Oligodendrogliomas are brain tumors that come from a type of brain cell known as an oligodendrocyte. These tumors are known for having the appearance of many small “fried eggs” when looked at under a microscope. The slowest growing of these tumors is described as a low grade oligodendroglioma (grade 2); the faster growing type is the anaplastic oligodendroglioma (grade 3). Some oligodendrogliomas also contain astrocytes, a different type of brain cell, and may be called oligoastrocytomas.
What does it do?
The brain has specialized areas that help us control individual functions, so if a tumor develops in the part of the brain that controls the right leg, you may have weakness, numbness or seizures in that leg. If a tumor develops in the part of the brain that controls language, you may have trouble speaking or understanding. Most tumors are found because they cause a symptom that leads your doctors to check an MRI or CT of the brain.
How long have I had it?
Most of the time we can’t tell how long a brain tumor has been there. Sometimes we can tell based on how long you may have had symptoms before you were diagnosed. If you have a low grade oligodendroglioma, it is possible that the tumor has been there for many years before it started causing any symptoms. If you have an anaplastic oligodendroglioma, it is possible that it started out as a low grade oligodendroglioma and has been there for many years.
How can it be treated?
Low grade oligodendrogliomas are usually treated with a combination of surgery and radiation. If the tumor is located in an area where it is safe to remove, then your neurosurgeon will attempt to remove as much as possible, and sometimes this is all the treatment you will need at the beginning. Your doctors will monitor your tumor with MRI scans every few months and if the tumor appears to be growing, your doctors will then consider additional surgery or starting treatment with radiation.
Anaplastic oligodendrogliomas are known for being very responsive to chemotherapy. For this reason, after surgery, patients will often receive a combination of radiation therapy and chemotherapy. At the University of Rochester, we are part of the Oligodendroglioma Study Group and depending on your type of tumor, you may be eligible for a clinical trial through this consortium.
What caused it?
No one knows for sure what causes olifodendrogliomas, although exposure to radiation may increase the likelihood of developing a brain tumor. While scientists have looked at other possible causes such as aspartame (Nutrasweet), cell phones, and power lines, no one has been able to show that any of these clearly cause oligodendrogliomas.
- Can be classified as low grade or high grade

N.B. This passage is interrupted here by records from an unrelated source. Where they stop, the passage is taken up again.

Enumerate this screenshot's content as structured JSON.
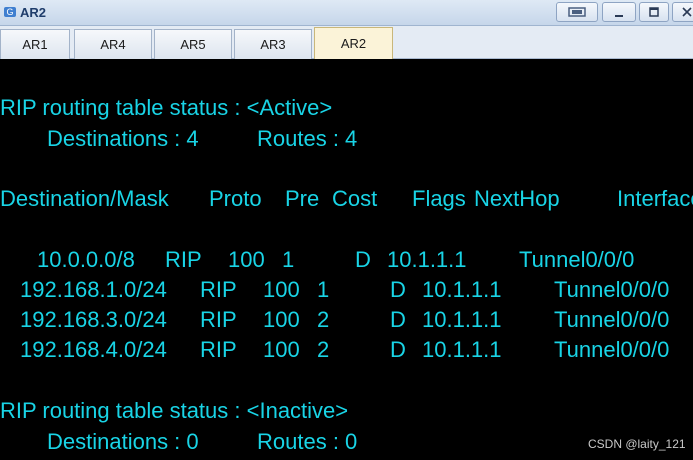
{
  "window": {
    "title": "AR2",
    "buttons": {
      "minimize": "_",
      "maximize": "□",
      "close": "×"
    }
  },
  "tabs": [
    {
      "label": "AR1"
    },
    {
      "label": "AR4"
    },
    {
      "label": "AR5"
    },
    {
      "label": "AR3"
    },
    {
      "label": "AR2",
      "active": true
    }
  ],
  "terminal": {
    "lines": [
      "RIP routing table status : <Active>",
      "Destinations : 4",
      "Routes : 4",
      "Destination/Mask",
      "Proto",
      "Pre",
      "Cost",
      "Flags",
      "NextHop",
      "Interface",
      "10.0.0.0/8",
      "RIP",
      "100",
      "1",
      "D",
      "10.1.1.1",
      "Tunnel0/0/0",
      "192.168.1.0/24",
      "RIP",
      "100",
      "1",
      "D",
      "10.1.1.1",
      "Tunnel0/0/0",
      "192.168.3.0/24",
      "RIP",
      "100",
      "2",
      "D",
      "10.1.1.1",
      "Tunnel0/0/0",
      "192.168.4.0/24",
      "RIP",
      "100",
      "2",
      "D",
      "10.1.1.1",
      "Tunnel0/0/0",
      "RIP routing table status : <Inactive>",
      "Destinations : 0",
      "Routes : 0"
    ]
  },
  "watermark": "CSDN @laity_121",
  "colors": {
    "terminal_text": "#19d4e6",
    "terminal_bg": "#000000"
  }
}
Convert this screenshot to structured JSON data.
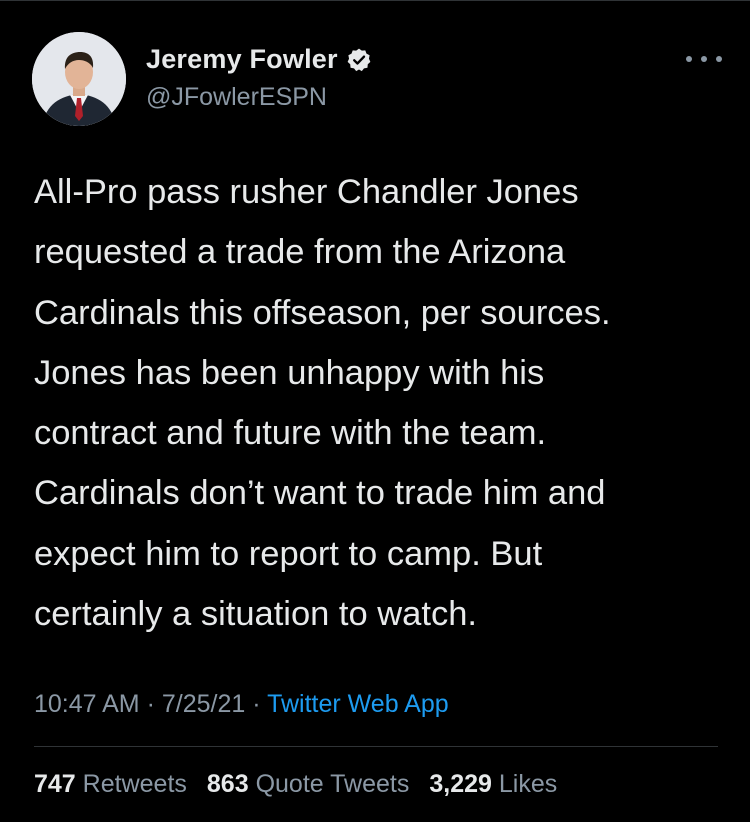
{
  "author": {
    "display_name": "Jeremy Fowler",
    "handle": "@JFowlerESPN",
    "verified": true
  },
  "tweet": {
    "lines": [
      "All-Pro pass rusher Chandler Jones",
      "requested a trade from the Arizona",
      "Cardinals this offseason, per sources.",
      "Jones has been unhappy with his",
      "contract and future with the team.",
      "Cardinals don’t want to trade him and",
      "expect him to report to camp. But",
      "certainly a situation to watch."
    ]
  },
  "meta": {
    "time": "10:47 AM",
    "separator": "·",
    "date": "7/25/21",
    "source": "Twitter Web App"
  },
  "stats": {
    "retweets_count": "747",
    "retweets_label": "Retweets",
    "quote_count": "863",
    "quote_label": "Quote Tweets",
    "likes_count": "3,229",
    "likes_label": "Likes"
  },
  "icons": {
    "verified": "verified-badge-icon",
    "more": "more-options-icon"
  },
  "colors": {
    "background": "#000000",
    "text_primary": "#e7e9ea",
    "text_secondary": "#8b98a5",
    "link": "#1d9bf0",
    "divider": "#2f3336"
  }
}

- Most common among adults age 20-40 but can be present in children as well.
- More common in men than women
- Accounts for just under 3% of all brain tumors.
- Common Symptoms: Seizures, headaches, behavioral and cognitive changes, weakness or paralysis